Père Ubu



  • The outrageous character created by the French playwright AlfredJarry. Ubu is a fat, cowardly, greedy, stupid, and cruelbourgeois modelled upon one of Jarry's schoolmasters. He was introducedin the farce Ubu Roi, a brutal and scatalogical work generallyconsidered to have launched the modern avant-garde theater. The satiricaldrama, written when Jarry was 15, was performed in 1888 as amarionette play. It was first produced on stage in Paris in 1896,when the director, Firmin Gémier, used many props and conventionsof the marionette theater. The play was revived successfully by JeanVilar at the Théâtre National Populaire in 1958,while an English version was presented in 1966 at the Royal CourtTheatre with costumes and decor by David Hockney.

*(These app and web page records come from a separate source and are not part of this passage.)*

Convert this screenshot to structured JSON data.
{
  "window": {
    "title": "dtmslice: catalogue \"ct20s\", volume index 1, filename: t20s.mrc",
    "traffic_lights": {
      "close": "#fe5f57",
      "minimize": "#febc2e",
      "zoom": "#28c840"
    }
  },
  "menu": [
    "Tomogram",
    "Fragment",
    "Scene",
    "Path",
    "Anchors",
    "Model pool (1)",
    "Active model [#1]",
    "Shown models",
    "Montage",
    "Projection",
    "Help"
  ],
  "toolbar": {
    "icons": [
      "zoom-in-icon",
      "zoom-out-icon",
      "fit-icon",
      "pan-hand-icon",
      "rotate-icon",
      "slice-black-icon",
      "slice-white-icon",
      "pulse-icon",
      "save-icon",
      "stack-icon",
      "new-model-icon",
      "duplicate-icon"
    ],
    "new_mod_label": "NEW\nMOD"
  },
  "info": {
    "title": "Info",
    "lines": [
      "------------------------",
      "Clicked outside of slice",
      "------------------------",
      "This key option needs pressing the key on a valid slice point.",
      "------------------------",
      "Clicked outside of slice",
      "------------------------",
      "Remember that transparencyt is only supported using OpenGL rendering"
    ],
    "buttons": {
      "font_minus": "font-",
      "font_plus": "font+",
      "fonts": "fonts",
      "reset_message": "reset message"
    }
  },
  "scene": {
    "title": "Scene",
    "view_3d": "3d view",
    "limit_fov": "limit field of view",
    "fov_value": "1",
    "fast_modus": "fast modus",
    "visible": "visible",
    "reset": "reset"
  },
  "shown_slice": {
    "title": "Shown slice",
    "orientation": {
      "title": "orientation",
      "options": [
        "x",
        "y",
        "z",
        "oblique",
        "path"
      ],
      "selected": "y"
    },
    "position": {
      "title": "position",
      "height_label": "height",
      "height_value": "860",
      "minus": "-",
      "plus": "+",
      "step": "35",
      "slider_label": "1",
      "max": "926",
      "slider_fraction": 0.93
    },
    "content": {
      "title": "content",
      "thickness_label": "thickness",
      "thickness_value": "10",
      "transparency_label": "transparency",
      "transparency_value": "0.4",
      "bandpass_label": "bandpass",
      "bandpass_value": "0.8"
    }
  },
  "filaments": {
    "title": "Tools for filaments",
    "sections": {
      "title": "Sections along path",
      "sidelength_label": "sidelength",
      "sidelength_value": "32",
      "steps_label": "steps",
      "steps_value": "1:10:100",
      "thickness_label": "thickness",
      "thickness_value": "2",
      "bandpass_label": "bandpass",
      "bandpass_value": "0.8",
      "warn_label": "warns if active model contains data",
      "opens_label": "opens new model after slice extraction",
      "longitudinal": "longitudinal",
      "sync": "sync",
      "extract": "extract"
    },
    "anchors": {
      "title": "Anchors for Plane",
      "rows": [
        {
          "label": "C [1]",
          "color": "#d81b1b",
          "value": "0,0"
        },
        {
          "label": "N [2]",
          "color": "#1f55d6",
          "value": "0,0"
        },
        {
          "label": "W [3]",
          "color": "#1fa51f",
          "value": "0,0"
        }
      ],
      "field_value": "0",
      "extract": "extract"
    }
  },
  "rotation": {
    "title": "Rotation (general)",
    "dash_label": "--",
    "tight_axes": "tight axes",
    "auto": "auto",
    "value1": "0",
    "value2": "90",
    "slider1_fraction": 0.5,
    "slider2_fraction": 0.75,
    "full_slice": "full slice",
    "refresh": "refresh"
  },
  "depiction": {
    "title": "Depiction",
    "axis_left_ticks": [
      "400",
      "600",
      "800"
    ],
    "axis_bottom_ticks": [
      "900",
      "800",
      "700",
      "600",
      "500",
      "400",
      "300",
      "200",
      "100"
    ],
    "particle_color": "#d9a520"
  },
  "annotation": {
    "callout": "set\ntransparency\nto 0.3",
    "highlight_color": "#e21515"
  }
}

    Ubu Roi ridiculed both bourgeois morality and the conventionsof the naturalistic theater. In the plot, which is based loosely onthat of Macbeth, Ubu and his wife, Mère Ubu, conspireto kill the Polish king, assisted by Captain Bordure. Once the deedis done, Ubu double-crosses Bordure, forcing him to flee to Russia.Ubu and his wife rule Poland with great cruelty, until Prince Bourgrelas,the dead king's son, recaptures Warsaw. They escape to Lithuania,where Ubu throws Mère Ubu to a bear, but then rescues her whenhe finds that he needs her help against Bourgrelas, who has pursuedthem. They escape once more, and the play ends with Ubu eagerly preparingfor his new post as minister of finance in Paris.

    Jarry continued Ubu's story with less freshness in Ubuenchaîné (1899) and Ubu sur la butte (1901).